“We now determine nature’s survival. The planet, is ours.” … “The plan for our planet is remarkably simple. Reduce our impact by making sure that everything we do, we can do forever.”
AI for good. Looking forward to what this leads to, including critiques of the AI part of the data analysis and how well it holds up.
In a nutshell: A nonprofit artificial intelligence firm called WattTime is going to use satellite imagery to precisely track the air pollution (including carbon emissions) coming out of every single power plant in the world, in real time. And it’s going to make the data public.
? Nature’s emergency: Where we are in five graphics. “The felling of forests, the plundering of seas and soils, and the pollution of air and water are together pushing the natural world to the brink.”
The esteemed Yochai Benkler with some ideas we’ve covered before, interesting for these two points:
When designed for profit-making alone, algorithms necessarily diverge from the public interest — information asymmetries, bargaining power and externalities pervade these markets. … I see these sorts of service as the emissions of high-tech industry: they bring profits, but the costs are borne by society. […]
A university abdicates its central role when it accepts funding from a firm to study the moral, political and legal implications of practices that are core to the business model of that firm.
Also: This one seems rosy tinted to me, especially the second half, but some fun examples and links; Artificial Intelligence Is Automating Hollywood. Now, Art Can Thrive.
And even though face mapping and swapping technology would normally take weeks, Digital Domain’s machine learning algorithm could do it in nearly real-time, which let them set up a sort of digital mirror for Brolin.
There are many articles on (re)starting a reading habit by reading 15 minutes a day or 15 pages but this article mirrors my experience; you really have to binge read, at the very least the beginning, to really get into a book and get the most enjoyment and learning.
But what struck me more than the night’s general delightfulness, was how much my experience of reading the book was influenced by the speed with which I was suddenly moving through it. […]
I’d gotten into the habit of consuming novels so fitfully that I was all but sealed off from their pleasures. It was as if I’d been watching movies in a special buffering-only mode, or listening to music through the world’s balkiest Bluetooth headphones.
- ??? See pictures of the world’s oldest baobabs, junipers, olive trees, and sequoias at night. Gorgeous images, 2000-3000 year olds trees.
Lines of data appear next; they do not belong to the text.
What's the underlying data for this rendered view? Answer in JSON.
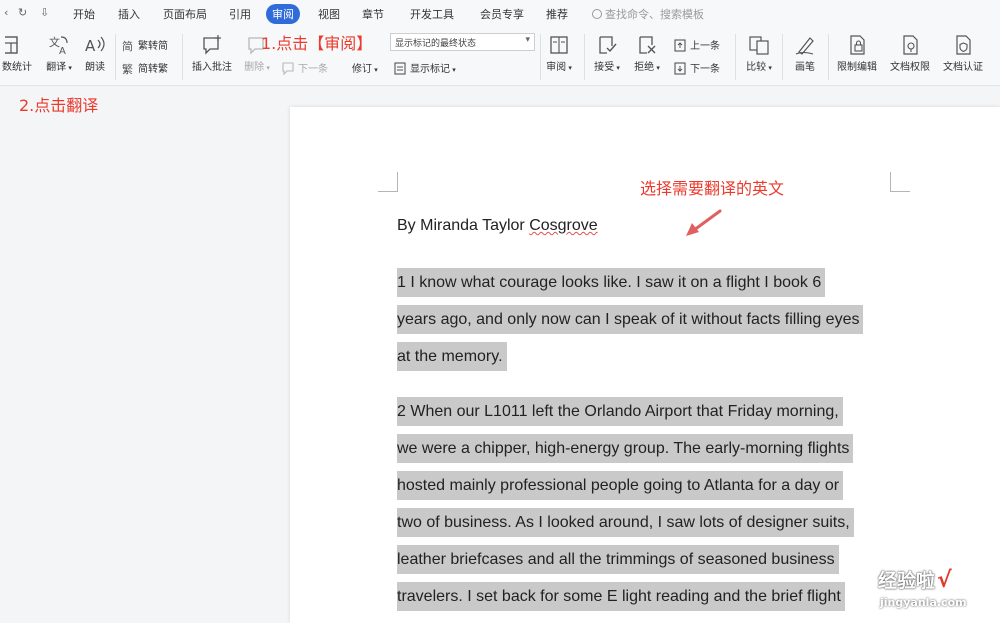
{
  "menubar": {
    "quick_access": [
      "‹",
      "↻",
      "⇩"
    ],
    "tabs": [
      {
        "label": "开始",
        "active": false
      },
      {
        "label": "插入",
        "active": false
      },
      {
        "label": "页面布局",
        "active": false
      },
      {
        "label": "引用",
        "active": false
      },
      {
        "label": "审阅",
        "active": true
      },
      {
        "label": "视图",
        "active": false
      },
      {
        "label": "章节",
        "active": false
      },
      {
        "label": "开发工具",
        "active": false
      },
      {
        "label": "会员专享",
        "active": false
      },
      {
        "label": "推荐",
        "active": false
      }
    ],
    "search_placeholder": "查找命令、搜索模板"
  },
  "ribbon": {
    "word_count": "数统计",
    "translate": "翻译",
    "read_aloud": "朗读",
    "trad_to_simp": "繁转简",
    "simp_to_trad": "简转繁",
    "insert_comment": "插入批注",
    "delete": "删除",
    "prev_comment": "上一条",
    "next_comment": "下一条",
    "markup_select": "显示标记的最终状态",
    "track_changes": "修订",
    "show_markup": "显示标记",
    "review": "审阅",
    "accept": "接受",
    "reject": "拒绝",
    "prev_change": "上一条",
    "next_change": "下一条",
    "compare": "比较",
    "ink": "画笔",
    "restrict_editing": "限制编辑",
    "doc_permission": "文档权限",
    "doc_certify": "文档认证"
  },
  "annotations": {
    "step1": "1.点击【审阅】",
    "step2": "2.点击翻译",
    "select_hint": "选择需要翻译的英文"
  },
  "document": {
    "author_prefix": "By Miranda Taylor ",
    "author_last": "Cosgrove",
    "paragraphs": [
      {
        "lines": [
          "1 I know what courage looks like. I saw it on a flight I book 6",
          "years ago, and only now can I speak of it without facts filling eyes",
          "at the memory."
        ]
      },
      {
        "lines": [
          "2 When our L1011 left the Orlando Airport that Friday morning,",
          "we were a chipper, high-energy group. The early-morning flights",
          "hosted mainly professional people going to Atlanta for a day or",
          "two of business. As I looked around, I saw lots of designer suits,",
          "leather briefcases and all the trimmings of seasoned business",
          "travelers. I set back for some E light reading and the brief flight"
        ]
      }
    ]
  },
  "watermark": {
    "brand": "经验啦",
    "url": "jingyanla.com"
  },
  "colors": {
    "accent": "#2f6bd9",
    "annotation": "#ea3b2d",
    "highlight": "#c9c9c9"
  }
}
- ?? Here Grows New York City, a Time Lapse of NYC’s Street Grid from 1609 to the Present. “Using geological surveys, geo-referenced road network data, and historic maps drawn the from the collections of the Library of Congress and New York Public Library, Miles Zhang made this time lapse video of the development of the street grid of NYC from 1609 to the present day.”
- ? Design Futures, Sacred Groves. “While Bowe’s literary-numismatic archaeology of sacred groves is already fascinating, I found myself wondering what sorts of uniquely specific groves or small forests of our own time might be seen, even if only millennia from now, as “sacred” in some way or another. The “sacred grove,” seen in this light, would really be a kind of specialized forestry service, and thus something interpretatively present in a variety of surprising sites.”
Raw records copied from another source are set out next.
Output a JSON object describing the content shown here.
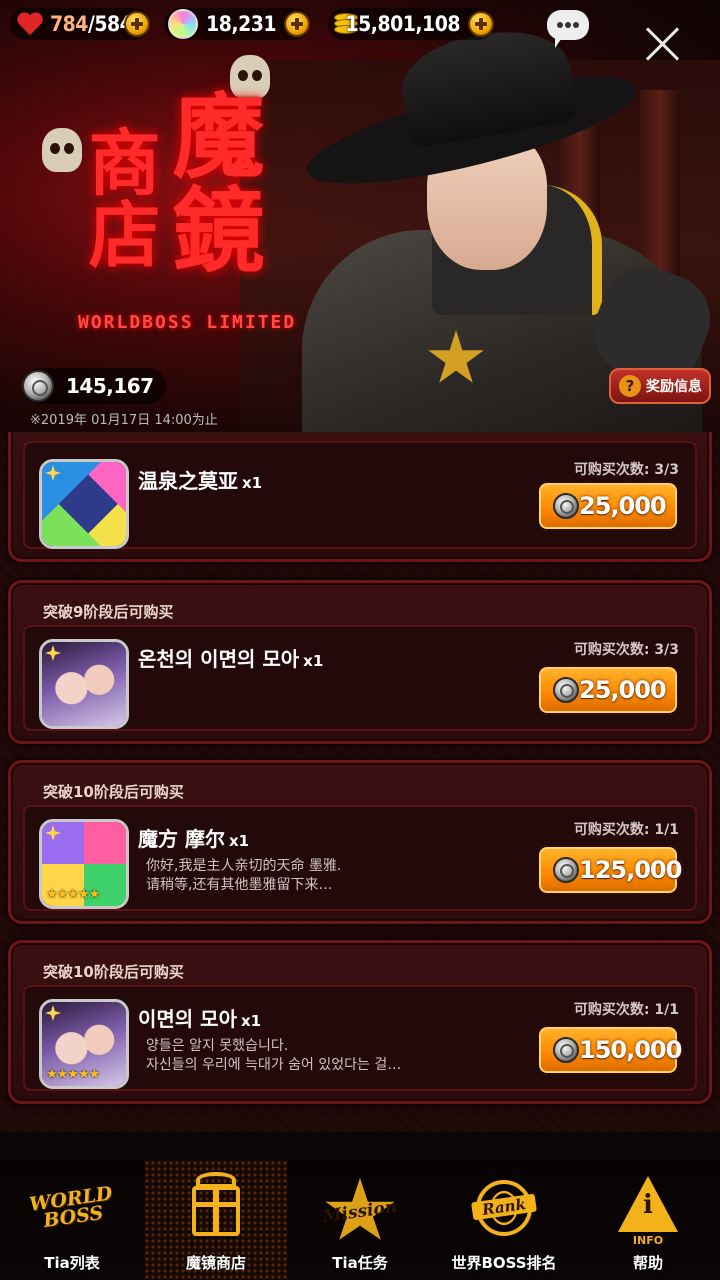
{
  "resources": {
    "stamina_current": "784",
    "stamina_max": "/584",
    "crystals": "18,231",
    "gold": "15,801,108"
  },
  "banner": {
    "title_main": "魔鏡",
    "title_sub": "商店",
    "tagline": "WORLDBOSS LIMITED",
    "currency_amount": "145,167",
    "deadline": "※2019年 01月17日 14:00为止",
    "reward_info_label": "奖励信息"
  },
  "items": [
    {
      "requirement": "",
      "name": "温泉之莫亚",
      "qty": "x1",
      "desc": [
        "",
        ""
      ],
      "limit_label": "可购买次数: 3/3",
      "price": "25,000",
      "icon": "cube-character-icon",
      "stars": ""
    },
    {
      "requirement": "突破9阶段后可购买",
      "name": "온천의 이면의 모아",
      "qty": "x1",
      "desc": [
        "",
        ""
      ],
      "limit_label": "可购买次数: 3/3",
      "price": "25,000",
      "icon": "twin-girls-portrait-icon",
      "stars": ""
    },
    {
      "requirement": "突破10阶段后可购买",
      "name": "魔方 摩尔",
      "qty": "x1",
      "desc": [
        "你好,我是主人亲切的天命 墨雅.",
        "请稍等,还有其他墨雅留下来…"
      ],
      "limit_label": "可购买次数: 1/1",
      "price": "125,000",
      "icon": "cube-stack-icon",
      "stars": "★★★★★"
    },
    {
      "requirement": "突破10阶段后可购买",
      "name": "이면의 모아",
      "qty": "x1",
      "desc": [
        "양들은 알지 못했습니다.",
        "자신들의 우리에 늑대가 숨어 있었다는 걸…"
      ],
      "limit_label": "可购买次数: 1/1",
      "price": "150,000",
      "icon": "twin-girls-portrait-icon",
      "stars": "★★★★★"
    }
  ],
  "nav": [
    {
      "label": "Tia列表",
      "emblem": "WORLD BOSS"
    },
    {
      "label": "魔镜商店",
      "emblem": "gift-icon"
    },
    {
      "label": "Tia任务",
      "emblem": "Mission"
    },
    {
      "label": "世界BOSS排名",
      "emblem": "Rank"
    },
    {
      "label": "帮助",
      "emblem": "INFO"
    }
  ],
  "colors": {
    "accent": "#ff8a00",
    "banner_red": "#ff2a2a",
    "nav_gold": "#f4b21a"
  }
}
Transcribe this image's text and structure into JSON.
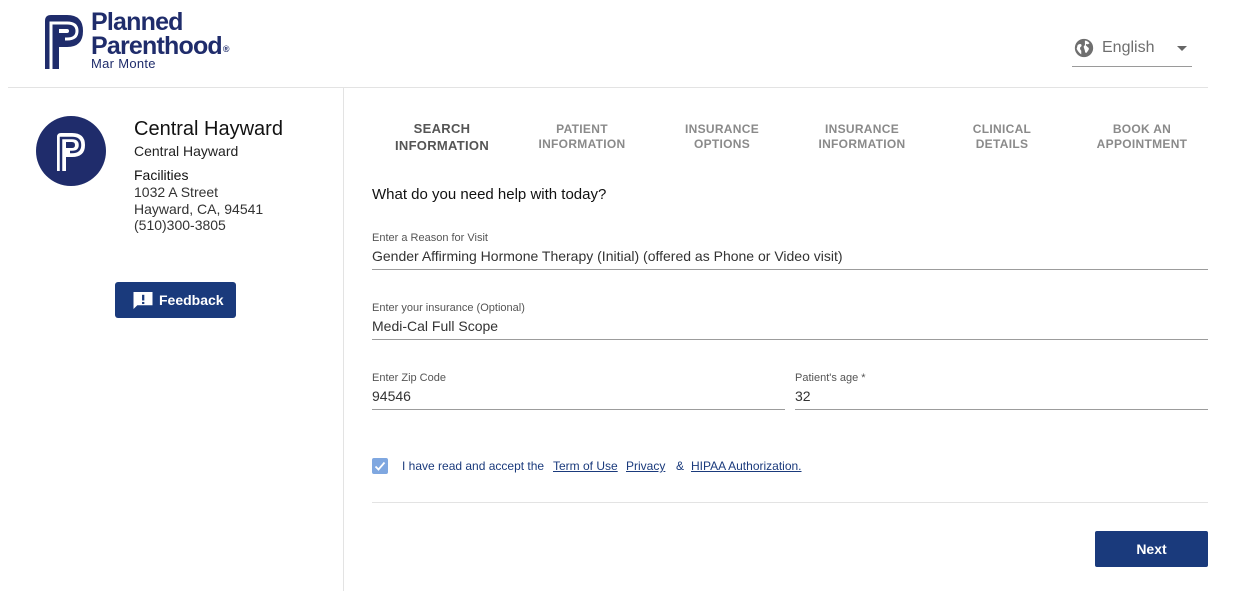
{
  "header": {
    "logo": {
      "line1": "Planned",
      "line2": "Parenthood",
      "registered": "®",
      "sub": "Mar Monte"
    },
    "language": {
      "selected": "English",
      "icon": "globe-icon"
    }
  },
  "sidebar": {
    "clinic_name": "Central Hayward",
    "clinic_subtitle": "Central Hayward",
    "facilities_label": "Facilities",
    "address_line1": "1032 A Street",
    "address_line2": "Hayward, CA, 94541",
    "phone": "(510)300-3805",
    "feedback_label": "Feedback",
    "feedback_icon": "feedback-icon"
  },
  "steps": [
    {
      "line1": "SEARCH",
      "line2": "INFORMATION",
      "active": true
    },
    {
      "line1": "PATIENT",
      "line2": "INFORMATION",
      "active": false
    },
    {
      "line1": "INSURANCE",
      "line2": "OPTIONS",
      "active": false
    },
    {
      "line1": "INSURANCE",
      "line2": "INFORMATION",
      "active": false
    },
    {
      "line1": "CLINICAL",
      "line2": "DETAILS",
      "active": false
    },
    {
      "line1": "BOOK AN",
      "line2": "APPOINTMENT",
      "active": false
    }
  ],
  "form": {
    "question": "What do you need help with today?",
    "reason": {
      "label": "Enter a Reason for Visit",
      "value": "Gender Affirming Hormone Therapy (Initial) (offered as Phone or Video visit)"
    },
    "insurance": {
      "label": "Enter your insurance (Optional)",
      "value": "Medi-Cal Full Scope"
    },
    "zip": {
      "label": "Enter Zip Code",
      "value": "94546"
    },
    "age": {
      "label": "Patient's age *",
      "value": "32"
    },
    "consent": {
      "checked": true,
      "text": "I have read and accept the",
      "terms": "Term of Use",
      "privacy": "Privacy",
      "amp": "&",
      "hipaa": "HIPAA Authorization."
    },
    "next_label": "Next"
  },
  "colors": {
    "brand_navy": "#1f2c6b",
    "button_blue": "#1a3a7c",
    "checkbox_blue": "#7fa7e0"
  }
}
- ???? Surprise: Chinese Sci-Fi Smash The Wandering Earth Hits Netflix. Based on a short-story collection by Liu Cixin, author of The Three-Body Problem. (It’s even online in ??!)
- ??? Amsterdam to ban petrol and diesel cars and motorbikes by 2030. “Diesel cars older than 15 years will be barred next year as first part of anti-pollution drive”
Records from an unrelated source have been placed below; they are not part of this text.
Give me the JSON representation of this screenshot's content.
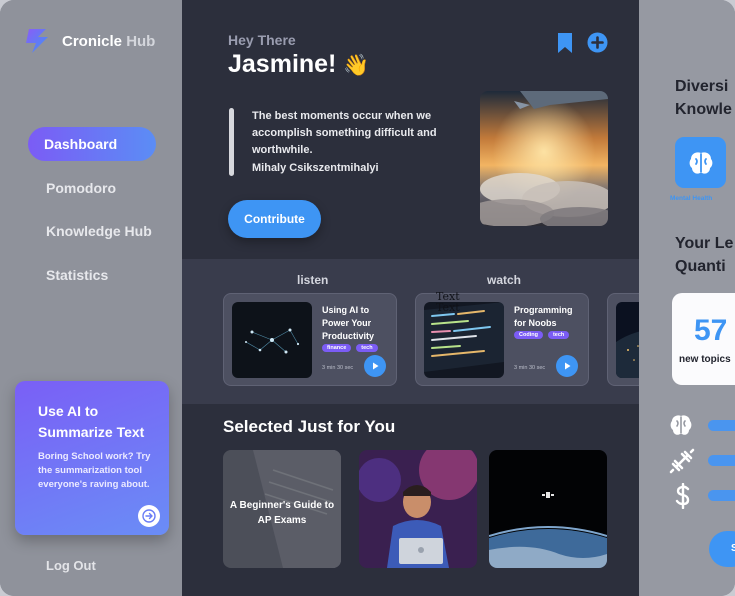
{
  "app": {
    "name": "Cronicle",
    "name_suffix": "Hub"
  },
  "sidebar": {
    "items": [
      {
        "label": "Dashboard",
        "active": true
      },
      {
        "label": "Pomodoro"
      },
      {
        "label": "Knowledge Hub"
      },
      {
        "label": "Statistics"
      }
    ],
    "promo": {
      "title": "Use AI to Summarize Text",
      "body": "Boring School work? Try the summarization tool everyone's raving about."
    },
    "logout_label": "Log Out"
  },
  "header": {
    "greeting": "Hey There",
    "name": "Jasmine!",
    "wave": "👋",
    "icons": [
      "bookmark-icon",
      "add-circle-icon"
    ]
  },
  "quote": {
    "text": "The best moments occur when  we accomplish something difficult and worthwhile.",
    "author": "Mihaly Csikszentmihalyi"
  },
  "contribute_label": "Contribute",
  "media": {
    "tabs": [
      "listen",
      "watch"
    ],
    "cards": [
      {
        "title": "Using AI to Power Your Productivity",
        "tags": [
          "finance",
          "tech"
        ],
        "duration": "3 min 30 sec"
      },
      {
        "title": "Programming for Noobs",
        "tags": [
          "Coding",
          "tech"
        ],
        "duration": "3 min 30 sec"
      }
    ],
    "stray_text": [
      "Text",
      "Text"
    ]
  },
  "picks": {
    "title": "Selected Just for You",
    "items": [
      {
        "label": "A Beginner's Guide to AP Exams"
      },
      {
        "label": ""
      },
      {
        "label": ""
      }
    ]
  },
  "right_panel": {
    "title_lines": [
      "Diversi",
      "Knowle"
    ],
    "brain_caption": "Mental Health",
    "section_lines": [
      "Your Le",
      "Quanti"
    ],
    "stat": {
      "value": "57",
      "label": "new topics"
    },
    "rows": [
      {
        "icon": "brain-icon"
      },
      {
        "icon": "dumbbell-icon"
      },
      {
        "icon": "dollar-icon"
      }
    ],
    "button_label": "S"
  },
  "colors": {
    "accent_blue": "#3e95f4",
    "accent_purple": "#7b5cf5",
    "main_bg": "#2c2f3c"
  }
}
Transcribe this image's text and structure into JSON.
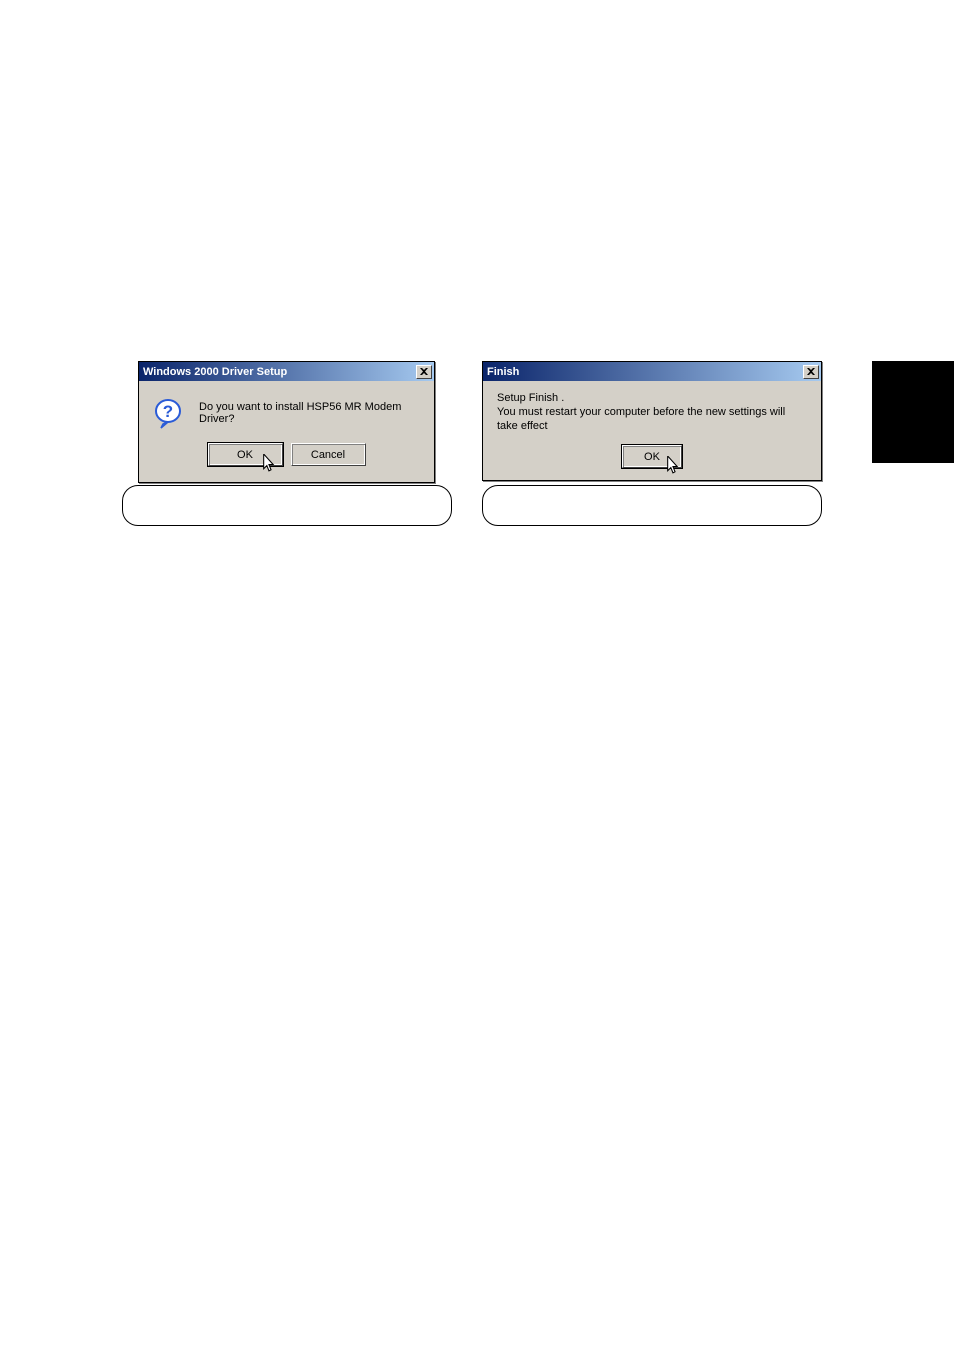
{
  "dialog1": {
    "title": "Windows 2000 Driver Setup",
    "message": "Do you want to install HSP56 MR Modem Driver?",
    "ok_label": "OK",
    "cancel_label": "Cancel"
  },
  "dialog2": {
    "title": "Finish",
    "line1": "Setup Finish .",
    "line2": "You must restart your computer before the new settings will take effect",
    "ok_label": "OK"
  },
  "icons": {
    "question": "question-icon",
    "close": "close-icon",
    "cursor": "mouse-cursor"
  }
}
- ? As Rents Rise, Artists Are Reviving the Idea of the Medieval Guild. “From London to Berlin, five collectives embracing the centuries-old structure of shared resources and labor.”
- Borophene is the most exciting new material you’ve never heard of.